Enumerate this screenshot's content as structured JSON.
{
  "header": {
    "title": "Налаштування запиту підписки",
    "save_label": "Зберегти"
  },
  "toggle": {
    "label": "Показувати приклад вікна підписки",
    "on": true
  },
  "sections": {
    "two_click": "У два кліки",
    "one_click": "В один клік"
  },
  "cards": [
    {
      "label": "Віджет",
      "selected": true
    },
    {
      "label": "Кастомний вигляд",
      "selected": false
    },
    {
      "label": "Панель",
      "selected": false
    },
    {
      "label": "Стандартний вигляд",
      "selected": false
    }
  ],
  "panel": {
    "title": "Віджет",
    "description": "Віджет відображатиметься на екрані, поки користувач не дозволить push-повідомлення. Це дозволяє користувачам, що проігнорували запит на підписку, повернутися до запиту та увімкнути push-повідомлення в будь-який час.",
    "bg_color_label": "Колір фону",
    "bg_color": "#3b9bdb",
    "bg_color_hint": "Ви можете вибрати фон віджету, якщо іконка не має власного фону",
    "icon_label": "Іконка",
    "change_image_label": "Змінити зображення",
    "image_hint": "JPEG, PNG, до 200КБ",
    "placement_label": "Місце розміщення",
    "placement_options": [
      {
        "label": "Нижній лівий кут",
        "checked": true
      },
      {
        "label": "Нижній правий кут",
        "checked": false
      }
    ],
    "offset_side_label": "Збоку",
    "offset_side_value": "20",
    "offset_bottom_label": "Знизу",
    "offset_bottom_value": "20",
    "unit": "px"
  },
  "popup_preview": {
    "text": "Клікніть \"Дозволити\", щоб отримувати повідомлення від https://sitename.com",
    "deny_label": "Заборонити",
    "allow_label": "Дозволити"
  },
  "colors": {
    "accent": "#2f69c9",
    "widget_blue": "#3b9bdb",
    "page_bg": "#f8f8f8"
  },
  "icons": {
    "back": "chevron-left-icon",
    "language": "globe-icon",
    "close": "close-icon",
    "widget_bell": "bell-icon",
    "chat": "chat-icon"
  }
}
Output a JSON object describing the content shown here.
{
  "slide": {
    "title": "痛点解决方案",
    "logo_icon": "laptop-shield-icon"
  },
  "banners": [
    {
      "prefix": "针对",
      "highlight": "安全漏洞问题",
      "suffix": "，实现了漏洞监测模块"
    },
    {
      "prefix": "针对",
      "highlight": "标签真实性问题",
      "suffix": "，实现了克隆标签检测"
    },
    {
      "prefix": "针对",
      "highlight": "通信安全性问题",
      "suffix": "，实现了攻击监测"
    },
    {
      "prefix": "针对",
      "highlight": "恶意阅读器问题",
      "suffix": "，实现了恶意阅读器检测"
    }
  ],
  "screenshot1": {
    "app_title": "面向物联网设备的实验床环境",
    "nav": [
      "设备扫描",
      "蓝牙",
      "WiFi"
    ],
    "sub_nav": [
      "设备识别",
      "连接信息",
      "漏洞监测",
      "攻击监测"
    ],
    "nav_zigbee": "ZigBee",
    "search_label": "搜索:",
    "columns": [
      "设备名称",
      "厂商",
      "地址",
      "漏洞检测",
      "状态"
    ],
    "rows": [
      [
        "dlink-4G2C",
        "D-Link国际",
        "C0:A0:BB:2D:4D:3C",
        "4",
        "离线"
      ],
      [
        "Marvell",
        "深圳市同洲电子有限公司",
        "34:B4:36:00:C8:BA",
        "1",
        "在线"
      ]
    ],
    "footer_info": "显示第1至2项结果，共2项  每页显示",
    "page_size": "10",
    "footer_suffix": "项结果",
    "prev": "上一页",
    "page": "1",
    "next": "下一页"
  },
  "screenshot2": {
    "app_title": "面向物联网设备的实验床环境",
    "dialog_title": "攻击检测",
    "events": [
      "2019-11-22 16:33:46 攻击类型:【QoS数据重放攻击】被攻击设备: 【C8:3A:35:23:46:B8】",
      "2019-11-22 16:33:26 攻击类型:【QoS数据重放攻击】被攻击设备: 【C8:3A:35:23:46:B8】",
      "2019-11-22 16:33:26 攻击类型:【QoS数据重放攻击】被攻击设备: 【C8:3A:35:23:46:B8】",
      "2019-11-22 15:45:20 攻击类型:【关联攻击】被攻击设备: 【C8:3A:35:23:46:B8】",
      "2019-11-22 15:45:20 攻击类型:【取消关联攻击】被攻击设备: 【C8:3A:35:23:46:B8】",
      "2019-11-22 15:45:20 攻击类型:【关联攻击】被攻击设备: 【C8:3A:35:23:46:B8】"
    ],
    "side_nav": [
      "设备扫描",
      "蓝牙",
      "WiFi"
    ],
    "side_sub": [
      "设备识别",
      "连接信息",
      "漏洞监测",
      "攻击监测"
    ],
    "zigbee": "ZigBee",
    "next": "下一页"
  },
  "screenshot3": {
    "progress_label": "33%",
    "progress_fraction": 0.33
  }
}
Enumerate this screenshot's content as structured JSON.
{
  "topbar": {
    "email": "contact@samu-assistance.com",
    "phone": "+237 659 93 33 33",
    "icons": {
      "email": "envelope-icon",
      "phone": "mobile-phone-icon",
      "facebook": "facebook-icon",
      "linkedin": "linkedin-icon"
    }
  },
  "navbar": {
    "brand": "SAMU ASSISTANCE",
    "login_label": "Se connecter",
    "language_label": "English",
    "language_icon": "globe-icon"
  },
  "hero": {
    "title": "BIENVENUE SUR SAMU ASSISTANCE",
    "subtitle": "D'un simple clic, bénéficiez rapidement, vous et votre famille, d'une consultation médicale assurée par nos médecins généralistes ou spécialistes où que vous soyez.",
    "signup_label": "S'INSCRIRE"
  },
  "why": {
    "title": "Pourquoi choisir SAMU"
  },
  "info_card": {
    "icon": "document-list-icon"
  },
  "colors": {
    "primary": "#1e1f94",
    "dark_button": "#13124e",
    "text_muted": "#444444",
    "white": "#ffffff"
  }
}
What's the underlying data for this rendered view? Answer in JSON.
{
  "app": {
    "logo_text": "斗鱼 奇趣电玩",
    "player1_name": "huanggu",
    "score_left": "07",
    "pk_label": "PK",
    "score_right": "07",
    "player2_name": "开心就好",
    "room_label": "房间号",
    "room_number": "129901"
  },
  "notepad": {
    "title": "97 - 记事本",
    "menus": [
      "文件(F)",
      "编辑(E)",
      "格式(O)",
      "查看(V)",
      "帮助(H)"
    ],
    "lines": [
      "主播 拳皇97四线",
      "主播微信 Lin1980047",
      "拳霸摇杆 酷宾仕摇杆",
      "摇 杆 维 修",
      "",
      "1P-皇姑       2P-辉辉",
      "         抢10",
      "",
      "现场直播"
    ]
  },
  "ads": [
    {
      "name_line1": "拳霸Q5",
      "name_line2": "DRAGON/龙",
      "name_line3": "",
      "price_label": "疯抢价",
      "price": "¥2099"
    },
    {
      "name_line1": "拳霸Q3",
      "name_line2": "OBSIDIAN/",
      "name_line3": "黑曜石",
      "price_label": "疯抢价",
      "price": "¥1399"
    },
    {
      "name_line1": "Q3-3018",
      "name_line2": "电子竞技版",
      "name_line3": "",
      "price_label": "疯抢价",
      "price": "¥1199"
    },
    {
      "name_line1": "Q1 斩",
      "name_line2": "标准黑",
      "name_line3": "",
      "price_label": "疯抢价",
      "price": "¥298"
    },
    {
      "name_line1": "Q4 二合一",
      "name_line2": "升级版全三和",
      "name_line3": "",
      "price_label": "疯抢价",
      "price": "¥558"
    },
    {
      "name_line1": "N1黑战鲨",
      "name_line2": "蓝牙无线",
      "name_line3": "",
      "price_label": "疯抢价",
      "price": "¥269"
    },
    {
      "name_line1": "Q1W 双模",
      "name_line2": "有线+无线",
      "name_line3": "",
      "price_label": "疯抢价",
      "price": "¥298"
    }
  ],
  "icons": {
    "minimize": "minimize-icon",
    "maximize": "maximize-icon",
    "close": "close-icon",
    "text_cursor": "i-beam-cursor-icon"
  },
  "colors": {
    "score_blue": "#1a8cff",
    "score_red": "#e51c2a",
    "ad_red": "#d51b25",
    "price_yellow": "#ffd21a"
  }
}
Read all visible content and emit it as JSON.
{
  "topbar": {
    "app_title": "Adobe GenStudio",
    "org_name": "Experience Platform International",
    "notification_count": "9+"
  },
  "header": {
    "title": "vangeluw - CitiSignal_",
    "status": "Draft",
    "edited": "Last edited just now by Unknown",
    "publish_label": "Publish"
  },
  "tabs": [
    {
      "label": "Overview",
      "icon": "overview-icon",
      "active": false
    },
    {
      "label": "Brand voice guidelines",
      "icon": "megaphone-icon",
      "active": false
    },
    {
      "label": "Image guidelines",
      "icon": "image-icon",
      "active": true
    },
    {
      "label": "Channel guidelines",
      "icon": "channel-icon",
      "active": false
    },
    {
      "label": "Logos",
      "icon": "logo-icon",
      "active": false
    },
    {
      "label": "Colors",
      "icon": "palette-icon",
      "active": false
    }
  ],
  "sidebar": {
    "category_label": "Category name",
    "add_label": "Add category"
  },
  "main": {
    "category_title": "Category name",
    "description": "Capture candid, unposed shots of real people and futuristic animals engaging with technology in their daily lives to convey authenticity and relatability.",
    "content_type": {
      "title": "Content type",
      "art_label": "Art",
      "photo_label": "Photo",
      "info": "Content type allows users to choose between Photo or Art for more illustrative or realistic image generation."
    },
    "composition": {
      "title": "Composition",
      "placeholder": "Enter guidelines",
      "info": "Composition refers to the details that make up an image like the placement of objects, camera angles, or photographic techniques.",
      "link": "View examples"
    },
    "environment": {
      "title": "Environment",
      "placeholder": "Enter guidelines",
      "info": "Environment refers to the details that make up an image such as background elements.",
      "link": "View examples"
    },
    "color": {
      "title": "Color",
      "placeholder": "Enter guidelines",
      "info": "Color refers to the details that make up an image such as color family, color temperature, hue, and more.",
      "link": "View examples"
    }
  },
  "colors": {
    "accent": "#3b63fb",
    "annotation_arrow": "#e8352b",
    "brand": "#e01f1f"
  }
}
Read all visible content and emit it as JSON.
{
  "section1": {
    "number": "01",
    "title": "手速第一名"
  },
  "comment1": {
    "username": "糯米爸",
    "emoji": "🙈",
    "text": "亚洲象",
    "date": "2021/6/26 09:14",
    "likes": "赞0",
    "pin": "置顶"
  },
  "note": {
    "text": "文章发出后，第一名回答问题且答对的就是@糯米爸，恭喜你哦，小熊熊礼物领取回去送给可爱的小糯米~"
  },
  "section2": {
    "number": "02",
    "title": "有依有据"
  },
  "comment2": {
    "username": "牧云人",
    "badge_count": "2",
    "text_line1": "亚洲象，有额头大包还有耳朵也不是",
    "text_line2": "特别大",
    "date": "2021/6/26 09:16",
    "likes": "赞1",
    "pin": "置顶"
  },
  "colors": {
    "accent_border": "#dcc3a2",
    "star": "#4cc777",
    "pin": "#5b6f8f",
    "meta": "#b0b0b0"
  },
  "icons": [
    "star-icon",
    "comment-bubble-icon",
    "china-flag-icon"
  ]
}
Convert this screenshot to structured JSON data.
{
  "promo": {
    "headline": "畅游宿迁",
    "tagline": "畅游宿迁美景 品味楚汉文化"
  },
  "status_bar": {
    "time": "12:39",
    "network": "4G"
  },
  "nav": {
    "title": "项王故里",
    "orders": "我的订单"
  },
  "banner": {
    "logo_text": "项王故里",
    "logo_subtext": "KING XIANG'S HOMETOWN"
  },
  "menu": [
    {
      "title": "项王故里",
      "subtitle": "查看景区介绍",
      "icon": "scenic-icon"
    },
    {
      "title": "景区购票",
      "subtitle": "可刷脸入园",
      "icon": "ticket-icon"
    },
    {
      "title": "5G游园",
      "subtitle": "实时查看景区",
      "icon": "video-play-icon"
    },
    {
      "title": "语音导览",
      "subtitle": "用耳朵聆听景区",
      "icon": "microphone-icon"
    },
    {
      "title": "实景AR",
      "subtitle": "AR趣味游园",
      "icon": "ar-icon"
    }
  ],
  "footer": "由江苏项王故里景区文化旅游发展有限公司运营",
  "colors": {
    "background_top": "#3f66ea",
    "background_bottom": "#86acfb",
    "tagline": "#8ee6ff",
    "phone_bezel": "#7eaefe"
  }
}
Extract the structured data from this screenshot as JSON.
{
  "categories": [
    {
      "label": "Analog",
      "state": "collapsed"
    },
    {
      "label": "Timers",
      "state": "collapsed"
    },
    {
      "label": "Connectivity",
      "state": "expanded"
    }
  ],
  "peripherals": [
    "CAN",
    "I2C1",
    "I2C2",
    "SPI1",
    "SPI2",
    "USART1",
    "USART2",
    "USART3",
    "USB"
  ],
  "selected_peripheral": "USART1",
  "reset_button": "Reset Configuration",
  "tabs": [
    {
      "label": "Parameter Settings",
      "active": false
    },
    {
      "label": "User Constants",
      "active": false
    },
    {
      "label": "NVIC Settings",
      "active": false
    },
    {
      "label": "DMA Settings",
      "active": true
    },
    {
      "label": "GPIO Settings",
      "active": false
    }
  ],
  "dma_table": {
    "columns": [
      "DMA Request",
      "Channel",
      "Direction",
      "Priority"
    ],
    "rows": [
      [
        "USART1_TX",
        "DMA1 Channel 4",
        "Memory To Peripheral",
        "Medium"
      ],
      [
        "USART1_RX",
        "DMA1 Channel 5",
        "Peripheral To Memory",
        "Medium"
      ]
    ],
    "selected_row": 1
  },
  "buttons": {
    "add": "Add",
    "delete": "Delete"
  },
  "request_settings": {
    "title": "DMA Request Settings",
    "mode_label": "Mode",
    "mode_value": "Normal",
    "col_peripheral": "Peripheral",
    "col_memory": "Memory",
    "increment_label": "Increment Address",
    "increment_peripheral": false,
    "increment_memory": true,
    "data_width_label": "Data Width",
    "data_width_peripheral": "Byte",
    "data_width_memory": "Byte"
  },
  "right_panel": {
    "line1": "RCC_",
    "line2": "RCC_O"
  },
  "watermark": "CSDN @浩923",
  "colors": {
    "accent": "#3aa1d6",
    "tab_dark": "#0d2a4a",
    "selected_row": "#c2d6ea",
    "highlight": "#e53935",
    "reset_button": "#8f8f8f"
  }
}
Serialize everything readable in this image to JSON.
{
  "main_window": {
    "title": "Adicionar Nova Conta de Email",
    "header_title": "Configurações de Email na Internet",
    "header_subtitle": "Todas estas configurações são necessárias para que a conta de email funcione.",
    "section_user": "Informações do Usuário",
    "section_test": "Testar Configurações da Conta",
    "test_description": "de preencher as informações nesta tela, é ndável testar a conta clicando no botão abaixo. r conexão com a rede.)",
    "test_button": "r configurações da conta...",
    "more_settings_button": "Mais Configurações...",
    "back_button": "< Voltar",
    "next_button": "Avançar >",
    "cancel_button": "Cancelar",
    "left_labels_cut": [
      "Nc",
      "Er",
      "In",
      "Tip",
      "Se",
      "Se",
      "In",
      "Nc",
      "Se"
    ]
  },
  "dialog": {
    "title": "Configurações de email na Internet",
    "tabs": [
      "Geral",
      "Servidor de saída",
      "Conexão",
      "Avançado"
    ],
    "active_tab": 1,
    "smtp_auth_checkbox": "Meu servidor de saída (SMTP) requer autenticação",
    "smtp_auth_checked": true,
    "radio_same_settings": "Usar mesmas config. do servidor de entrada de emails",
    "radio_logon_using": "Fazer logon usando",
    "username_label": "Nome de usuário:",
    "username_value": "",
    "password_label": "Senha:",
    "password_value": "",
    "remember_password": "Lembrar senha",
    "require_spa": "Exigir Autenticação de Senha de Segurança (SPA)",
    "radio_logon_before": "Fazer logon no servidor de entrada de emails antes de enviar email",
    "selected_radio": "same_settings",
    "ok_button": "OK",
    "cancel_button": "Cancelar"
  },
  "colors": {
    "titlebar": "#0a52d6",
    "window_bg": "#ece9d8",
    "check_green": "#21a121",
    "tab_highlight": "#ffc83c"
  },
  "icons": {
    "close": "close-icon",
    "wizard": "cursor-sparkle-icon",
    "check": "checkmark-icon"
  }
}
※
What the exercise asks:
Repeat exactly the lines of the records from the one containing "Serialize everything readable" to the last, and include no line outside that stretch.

Expected output:
Serialize everything readable in this image to JSON.
{
  "main_window": {
    "title": "Adicionar Nova Conta de Email",
    "header_title": "Configurações de Email na Internet",
    "header_subtitle": "Todas estas configurações são necessárias para que a conta de email funcione.",
    "section_user": "Informações do Usuário",
    "section_test": "Testar Configurações da Conta",
    "test_description": "de preencher as informações nesta tela, é ndável testar a conta clicando no botão abaixo. r conexão com a rede.)",
    "test_button": "r configurações da conta...",
    "more_settings_button": "Mais Configurações...",
    "back_button": "< Voltar",
    "next_button": "Avançar >",
    "cancel_button": "Cancelar",
    "left_labels_cut": [
      "Nc",
      "Er",
      "In",
      "Tip",
      "Se",
      "Se",
      "In",
      "Nc",
      "Se"
    ]
  },
  "dialog": {
    "title": "Configurações de email na Internet",
    "tabs": [
      "Geral",
      "Servidor de saída",
      "Conexão",
      "Avançado"
    ],
    "active_tab": 1,
    "smtp_auth_checkbox": "Meu servidor de saída (SMTP) requer autenticação",
    "smtp_auth_checked": true,
    "radio_same_settings": "Usar mesmas config. do servidor de entrada de emails",
    "radio_logon_using": "Fazer logon usando",
    "username_label": "Nome de usuário:",
    "username_value": "",
    "password_label": "Senha:",
    "password_value": "",
    "remember_password": "Lembrar senha",
    "require_spa": "Exigir Autenticação de Senha de Segurança (SPA)",
    "radio_logon_before": "Fazer logon no servidor de entrada de emails antes de enviar email",
    "selected_radio": "same_settings",
    "ok_button": "OK",
    "cancel_button": "Cancelar"
  },
  "colors": {
    "titlebar": "#0a52d6",
    "window_bg": "#ece9d8",
    "check_green": "#21a121",
    "tab_highlight": "#ffc83c"
  },
  "icons": {
    "close": "close-icon",
    "wizard": "cursor-sparkle-icon",
    "check": "checkmark-icon"
  }
}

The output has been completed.